PiBox, the custom development platform, is essentially ready. It can easily be modified to provide additional features in the core but is intended to be extended with opkgs.
PiBox Media Server's prototype is ready. It currently streams from a USB webcam and is initially intended for use in small trailers as a simple rear-view camera that can be monitored from the tow vehicle. Additional work is needed to provide support for streaming video files as Flash to tablets via USB mounted SD cards. Future development will include support for USB digital TV sticks that can be streamed to the Media Player. Support for temperature, humidity and air flow should be easy to add in the near term. A small touch screen will be integrated to display current configurations and sensor readings. A prototype touch screen is on order. The media server will utilize an externally powered 10 port USB hub. Plans are to integrate (and possibly custom design) a 10 port USB hub with external connectors that will allow installation in travel trailers to be more cleanly integrated with cabinetry.
PiBox Media Player is partially done but needs more work. XBMC is not properly tested and sound has not been tested. Additionally, playback with hardware accelerated media players needs to be integrated as opkgs. The media player is intended to work with lightweight DLP projectors via HDMI, with the intent that we display on the side of the trailer for a "personal Drive In Theater" experience (using headphones, to avoid annoying the neighbors). This work is waiting on the Media Server to be completed.
Both the Media Server and Media Player need work on the web server to support configuration of the devices. Currently this is done with bui-network-config, a GTK+ application. What should be done is to port the file configuration support from bui-network-config into piboxd and then use the web server to send commands and data to piboxd to perform the configuration.
The initial target market for these devices are travel trailers, as a replacement for overweight TVs and supporting video players. However, this is just an initial target audience and the applicability of these devices to other audiences needs to be explored.
All of this needs to be pushed to the wiki before plans are written up for a kickstarter project.
Updated by Hammel about 8 years ago
- % Done changed from 0 to 10
Addtional notes for design documentation:PiBox platform includes out of the box support for:
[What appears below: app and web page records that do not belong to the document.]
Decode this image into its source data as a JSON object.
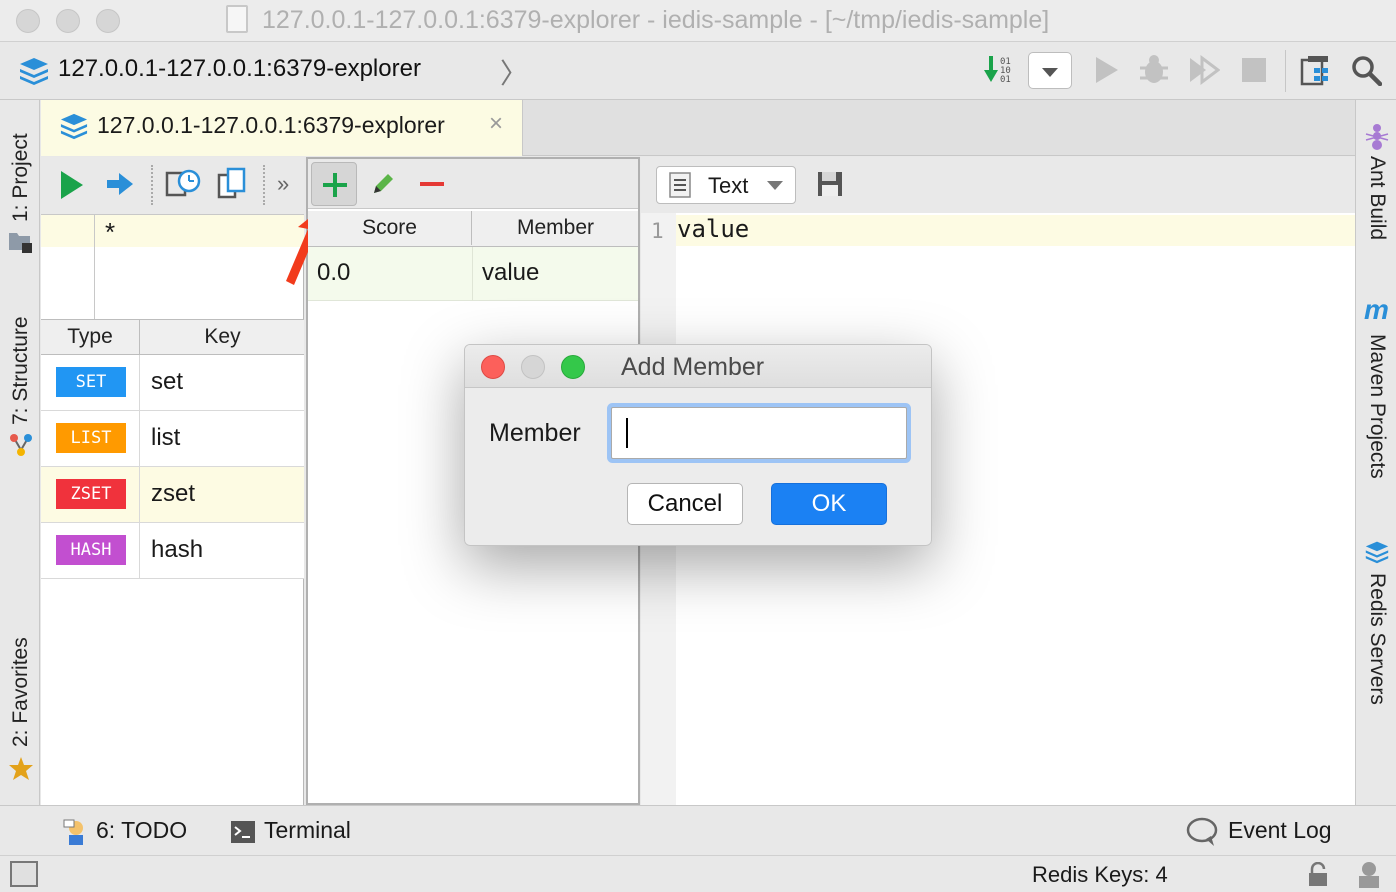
{
  "window": {
    "title": "127.0.0.1-127.0.0.1:6379-explorer - iedis-sample - [~/tmp/iedis-sample]"
  },
  "navbar": {
    "breadcrumb": "127.0.0.1-127.0.0.1:6379-explorer"
  },
  "editor_tab": {
    "label": "127.0.0.1-127.0.0.1:6379-explorer",
    "close": "×"
  },
  "left_strip": {
    "project": "1: Project",
    "structure": "7: Structure",
    "favorites": "2: Favorites"
  },
  "right_strip": {
    "ant_build": "Ant Build",
    "maven_projects": "Maven Projects",
    "redis_servers": "Redis Servers"
  },
  "keys_panel": {
    "more": "»",
    "pattern": "*",
    "columns": [
      "Type",
      "Key"
    ],
    "rows": [
      {
        "type": "SET",
        "key": "set",
        "color": "#2196f3"
      },
      {
        "type": "LIST",
        "key": "list",
        "color": "#ff9a00"
      },
      {
        "type": "ZSET",
        "key": "zset",
        "color": "#f0323c"
      },
      {
        "type": "HASH",
        "key": "hash",
        "color": "#c24fd0"
      }
    ]
  },
  "zset_panel": {
    "columns": [
      "Score",
      "Member"
    ],
    "rows": [
      {
        "score": "0.0",
        "member": "value"
      }
    ]
  },
  "value_panel": {
    "format": "Text",
    "line_number": "1",
    "content": "value"
  },
  "bottom_bar": {
    "todo": "6: TODO",
    "terminal": "Terminal",
    "event_log": "Event Log"
  },
  "status_bar": {
    "redis_keys": "Redis Keys: 4"
  },
  "dialog": {
    "title": "Add Member",
    "field_label": "Member",
    "field_value": "",
    "cancel": "Cancel",
    "ok": "OK"
  },
  "colors": {
    "accent": "#1b81f3",
    "run_green": "#1aa34a",
    "tab_highlight": "#fcfbe3"
  }
}
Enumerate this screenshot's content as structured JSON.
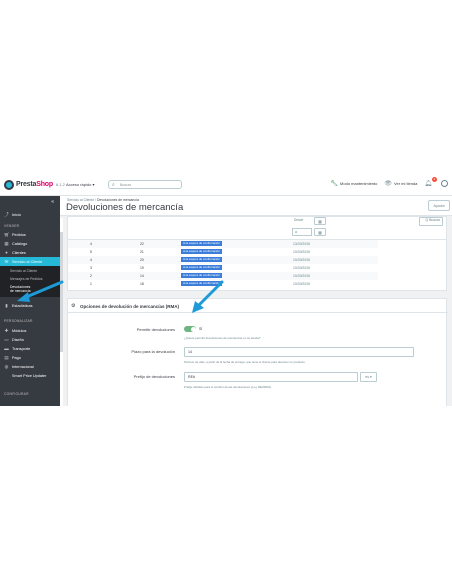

- Wifi client
- Wireless Access Point configuration (WPA2 Personal)
- User customizable support for USB adapters via mdev-based USB handler script
- X over framebuffer featuring Blackbox
- Synergy for remote X interfaces
- opkg support
- Raspberry Pi userland interfaces to GPU firmware and other hardware
- Reduced SD wear via tmpfs for runtime files
- Servers and daemons
- NFS and smb
- ~800MB for rootfs,
- <120MB runtime memory used
- < 75MB for applications
- > 50MB for buffers/cache
Additional kernel configuration tweaking may help reduce the overhead the kernel takes on overall memory usage, which is about 4MB.
Updated by Hammel about 8 years ago
- Status changed from New to In Progress
- % Done changed from 10 to 80
All of this information is now on the wiki. Additional information has been provided that describes products based on the PiBox Development platform and the add on packages available for it.
I think this covers most of what I want to say about PiBox in its current state and where its headed, but I want to think about it a bit more before I close off this issue.